In other words, while the taxpayer may appear to be getting a discount now by having a business group pay for infrastructure, users of that same infrastructure will inevitably have to face the costs of future tolls. In the case of high-speed rail, replacing public sector investment during the construction phase with privately financiers using loans means higher ticket prices in the future to pay back a portion of the costs of construction. There is no free lunch.
The question is whether benefits of a transportation investment advantage the entire public or whether they are reserved to the specific people who take direct use of it. Transportation economists are convinced of the value of user fees, which assume that it is inefficient to carry out redistribution through indirect means, and for them, it makes perfect sense to charge users the full cost of not only the operation but also the construction of the infrastructure they are using. (Many economists would also argue that high-speed rail projects have significant positive externalities like pollution reduction and land use prioritization attached to them that demand direct grants from the government to cover some costs.) This user-fee approach is the method being used in the financing systems of the PPPs discussed here.
Others, however, would argue that the benefits of infrastructure like high-speed rail are economy-wide and that they should be paid for not only by users but by all members of the population through taxes. If we take this side of the argument, it becomes less clear that the best value for the society is to divert most costs to users. A grant-based system assumes that benefits of a transportation investment are felt by people throughout a country (such as through economic growth) and therefore just charging the riders for the costs of capital investments would be inappropriate.
Encouraging private investment in the California high-speed system now may make it more feasible to envision its construction in the short-to-medium-term. Delaying using future public sector revenues to pay for a project today is the basis of much long-term investment, so there is nothing particularly out of the norm about this idea. But the use of such investment will realistically mean a future of higher ticket prices resulting from the need to pay off the bonds taken out for the project’s completion.
Nor is the involvement of private-sector groups in a public-sector project risk-free. In fact, the devastating example of the United Kingdom’s High-Speed 1 line, connecting London to the Channel Tunnel, suggests that any decision to incorporate private investors in public infrastructure should be approached with skepticism — even trepidation.
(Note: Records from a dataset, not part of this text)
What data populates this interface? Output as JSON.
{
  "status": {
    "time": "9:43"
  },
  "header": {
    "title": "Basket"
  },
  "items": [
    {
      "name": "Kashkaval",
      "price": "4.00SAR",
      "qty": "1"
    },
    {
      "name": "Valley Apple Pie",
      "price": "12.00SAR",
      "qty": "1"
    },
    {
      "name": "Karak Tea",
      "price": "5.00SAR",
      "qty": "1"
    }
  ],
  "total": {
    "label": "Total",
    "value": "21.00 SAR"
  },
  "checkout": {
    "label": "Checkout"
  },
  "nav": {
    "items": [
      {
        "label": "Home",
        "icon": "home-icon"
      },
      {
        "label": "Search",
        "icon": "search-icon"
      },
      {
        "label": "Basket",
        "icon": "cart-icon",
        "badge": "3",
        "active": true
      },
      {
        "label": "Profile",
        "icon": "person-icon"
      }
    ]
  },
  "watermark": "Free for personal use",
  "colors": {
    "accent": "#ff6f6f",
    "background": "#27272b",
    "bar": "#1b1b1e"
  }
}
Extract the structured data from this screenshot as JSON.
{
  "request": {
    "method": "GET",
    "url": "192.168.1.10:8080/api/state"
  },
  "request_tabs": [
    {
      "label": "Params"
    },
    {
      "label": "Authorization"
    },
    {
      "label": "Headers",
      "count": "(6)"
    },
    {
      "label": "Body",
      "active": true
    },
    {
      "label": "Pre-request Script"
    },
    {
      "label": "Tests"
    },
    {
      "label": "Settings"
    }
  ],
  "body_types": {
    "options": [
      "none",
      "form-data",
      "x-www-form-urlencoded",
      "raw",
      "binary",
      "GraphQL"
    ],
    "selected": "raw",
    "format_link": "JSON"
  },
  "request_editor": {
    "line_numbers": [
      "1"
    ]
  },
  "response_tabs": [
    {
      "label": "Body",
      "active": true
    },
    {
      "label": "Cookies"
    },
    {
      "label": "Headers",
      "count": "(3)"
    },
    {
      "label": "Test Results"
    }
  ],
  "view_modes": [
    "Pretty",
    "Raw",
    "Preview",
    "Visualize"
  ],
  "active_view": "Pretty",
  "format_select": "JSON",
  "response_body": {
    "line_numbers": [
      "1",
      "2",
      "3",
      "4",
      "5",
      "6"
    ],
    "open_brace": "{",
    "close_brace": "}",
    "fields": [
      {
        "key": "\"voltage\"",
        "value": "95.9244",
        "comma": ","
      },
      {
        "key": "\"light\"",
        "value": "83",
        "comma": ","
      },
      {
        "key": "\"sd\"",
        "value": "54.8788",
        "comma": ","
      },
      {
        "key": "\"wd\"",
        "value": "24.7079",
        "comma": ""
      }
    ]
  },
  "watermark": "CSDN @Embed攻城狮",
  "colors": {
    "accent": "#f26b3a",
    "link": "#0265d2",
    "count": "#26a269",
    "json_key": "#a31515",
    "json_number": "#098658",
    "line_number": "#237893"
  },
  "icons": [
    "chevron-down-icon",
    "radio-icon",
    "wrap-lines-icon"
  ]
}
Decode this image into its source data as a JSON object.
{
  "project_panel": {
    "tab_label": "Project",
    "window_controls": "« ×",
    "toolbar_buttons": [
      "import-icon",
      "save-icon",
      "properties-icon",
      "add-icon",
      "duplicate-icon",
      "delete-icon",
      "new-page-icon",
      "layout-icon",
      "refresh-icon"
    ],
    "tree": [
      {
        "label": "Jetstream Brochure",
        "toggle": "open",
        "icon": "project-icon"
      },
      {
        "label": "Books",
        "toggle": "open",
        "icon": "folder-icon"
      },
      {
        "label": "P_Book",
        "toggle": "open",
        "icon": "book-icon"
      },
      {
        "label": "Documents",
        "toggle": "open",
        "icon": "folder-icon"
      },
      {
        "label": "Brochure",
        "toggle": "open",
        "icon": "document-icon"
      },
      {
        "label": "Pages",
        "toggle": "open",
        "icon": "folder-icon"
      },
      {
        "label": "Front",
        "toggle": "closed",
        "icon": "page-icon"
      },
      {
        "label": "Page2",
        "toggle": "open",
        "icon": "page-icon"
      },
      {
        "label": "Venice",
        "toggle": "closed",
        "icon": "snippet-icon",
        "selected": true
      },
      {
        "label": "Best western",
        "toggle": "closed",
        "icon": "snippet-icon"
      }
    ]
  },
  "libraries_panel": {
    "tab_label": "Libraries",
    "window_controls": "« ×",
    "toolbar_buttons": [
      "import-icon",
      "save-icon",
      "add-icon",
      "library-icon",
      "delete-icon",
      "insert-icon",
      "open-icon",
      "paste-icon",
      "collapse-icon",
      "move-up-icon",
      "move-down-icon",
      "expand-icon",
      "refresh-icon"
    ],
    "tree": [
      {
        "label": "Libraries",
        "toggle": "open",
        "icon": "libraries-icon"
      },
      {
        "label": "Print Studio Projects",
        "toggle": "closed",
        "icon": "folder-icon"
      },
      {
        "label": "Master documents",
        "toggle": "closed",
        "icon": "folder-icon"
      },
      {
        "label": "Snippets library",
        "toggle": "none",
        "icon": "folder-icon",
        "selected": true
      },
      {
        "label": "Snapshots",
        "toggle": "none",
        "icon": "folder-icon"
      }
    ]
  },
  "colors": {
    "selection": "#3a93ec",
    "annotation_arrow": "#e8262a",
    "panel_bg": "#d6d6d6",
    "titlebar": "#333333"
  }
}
A report from the Public Interest Research Group, also released this summer**, established a number of valuable principles for PPPs that are useful to consider in evaluating whether or not to include private groups in the funding process for a high-speed rail line. These suggestions include aligning “private sector incentives with public sector goals,” only pursuing PPPs “where ample competition exists,” ensuring “clear public accountability,” retaining public control over system decisions, limiting lengths of contracts, and guaranteeing transparency in the contracting process.
In addition to considering the French examples for PPP contract models, these are helpful suggestions that should be taken to heart by the California High-Speed Rail Authority as it develops its plan to bring fast train service to the state.
* Many of these fiscal advantages may (or may not) stem from the ability of private sector groups to avoid paying workers living wages, comply with minority workforce inclusion programs, fulfill expectations expressed by the public in the democratic system, and so on.
** For the sake of full disclosure, I served as a reviewer for the PIRG report.